> [Description of the task]: Restate all the data word for word, leaving nothing out.

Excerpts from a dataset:
=-=-=

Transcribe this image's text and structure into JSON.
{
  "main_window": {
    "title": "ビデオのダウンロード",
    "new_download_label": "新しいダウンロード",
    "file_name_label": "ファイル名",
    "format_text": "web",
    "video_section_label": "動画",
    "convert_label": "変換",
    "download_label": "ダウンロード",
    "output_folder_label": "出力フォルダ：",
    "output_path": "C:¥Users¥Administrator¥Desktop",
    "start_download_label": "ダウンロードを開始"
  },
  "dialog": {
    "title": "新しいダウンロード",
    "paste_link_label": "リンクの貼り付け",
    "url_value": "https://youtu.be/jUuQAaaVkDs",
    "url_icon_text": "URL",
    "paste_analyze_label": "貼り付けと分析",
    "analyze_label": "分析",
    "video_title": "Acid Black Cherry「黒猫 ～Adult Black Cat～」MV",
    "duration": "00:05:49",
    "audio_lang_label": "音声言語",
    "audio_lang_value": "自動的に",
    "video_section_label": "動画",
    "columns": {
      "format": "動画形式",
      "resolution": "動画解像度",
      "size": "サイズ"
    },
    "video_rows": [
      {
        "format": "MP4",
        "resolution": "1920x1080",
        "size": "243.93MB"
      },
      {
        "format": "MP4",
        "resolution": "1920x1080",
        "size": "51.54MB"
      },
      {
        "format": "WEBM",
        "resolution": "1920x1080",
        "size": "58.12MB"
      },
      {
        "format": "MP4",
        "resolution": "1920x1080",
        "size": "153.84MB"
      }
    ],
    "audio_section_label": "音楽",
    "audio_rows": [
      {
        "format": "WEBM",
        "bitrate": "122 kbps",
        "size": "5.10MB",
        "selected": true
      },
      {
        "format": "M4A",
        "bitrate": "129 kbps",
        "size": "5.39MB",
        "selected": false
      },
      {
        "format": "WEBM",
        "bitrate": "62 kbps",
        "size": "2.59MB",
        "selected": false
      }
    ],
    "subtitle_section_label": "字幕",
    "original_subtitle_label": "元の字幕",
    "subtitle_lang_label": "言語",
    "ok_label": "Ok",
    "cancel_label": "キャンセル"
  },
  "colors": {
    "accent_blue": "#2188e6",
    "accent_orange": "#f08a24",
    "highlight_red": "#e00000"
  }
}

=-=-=

> [Your response]:
Transcribe this image's text and structure into JSON.
{
  "main_window": {
    "title": "ビデオのダウンロード",
    "new_download_label": "新しいダウンロード",
    "file_name_label": "ファイル名",
    "format_text": "web",
    "video_section_label": "動画",
    "convert_label": "変換",
    "download_label": "ダウンロード",
    "output_folder_label": "出力フォルダ：",
    "output_path": "C:¥Users¥Administrator¥Desktop",
    "start_download_label": "ダウンロードを開始"
  },
  "dialog": {
    "title": "新しいダウンロード",
    "paste_link_label": "リンクの貼り付け",
    "url_value": "https://youtu.be/jUuQAaaVkDs",
    "url_icon_text": "URL",
    "paste_analyze_label": "貼り付けと分析",
    "analyze_label": "分析",
    "video_title": "Acid Black Cherry「黒猫 ～Adult Black Cat～」MV",
    "duration": "00:05:49",
    "audio_lang_label": "音声言語",
    "audio_lang_value": "自動的に",
    "video_section_label": "動画",
    "columns": {
      "format": "動画形式",
      "resolution": "動画解像度",
      "size": "サイズ"
    },
    "video_rows": [
      {
        "format": "MP4",
        "resolution": "1920x1080",
        "size": "243.93MB"
      },
      {
        "format": "MP4",
        "resolution": "1920x1080",
        "size": "51.54MB"
      },
      {
        "format": "WEBM",
        "resolution": "1920x1080",
        "size": "58.12MB"
      },
      {
        "format": "MP4",
        "resolution": "1920x1080",
        "size": "153.84MB"
      }
    ],
    "audio_section_label": "音楽",
    "audio_rows": [
      {
        "format": "WEBM",
        "bitrate": "122 kbps",
        "size": "5.10MB",
        "selected": true
      },
      {
        "format": "M4A",
        "bitrate": "129 kbps",
        "size": "5.39MB",
        "selected": false
      },
      {
        "format": "WEBM",
        "bitrate": "62 kbps",
        "size": "2.59MB",
        "selected": false
      }
    ],
    "subtitle_section_label": "字幕",
    "original_subtitle_label": "元の字幕",
    "subtitle_lang_label": "言語",
    "ok_label": "Ok",
    "cancel_label": "キャンセル"
  },
  "colors": {
    "accent_blue": "#2188e6",
    "accent_orange": "#f08a24",
    "highlight_red": "#e00000"
  }
}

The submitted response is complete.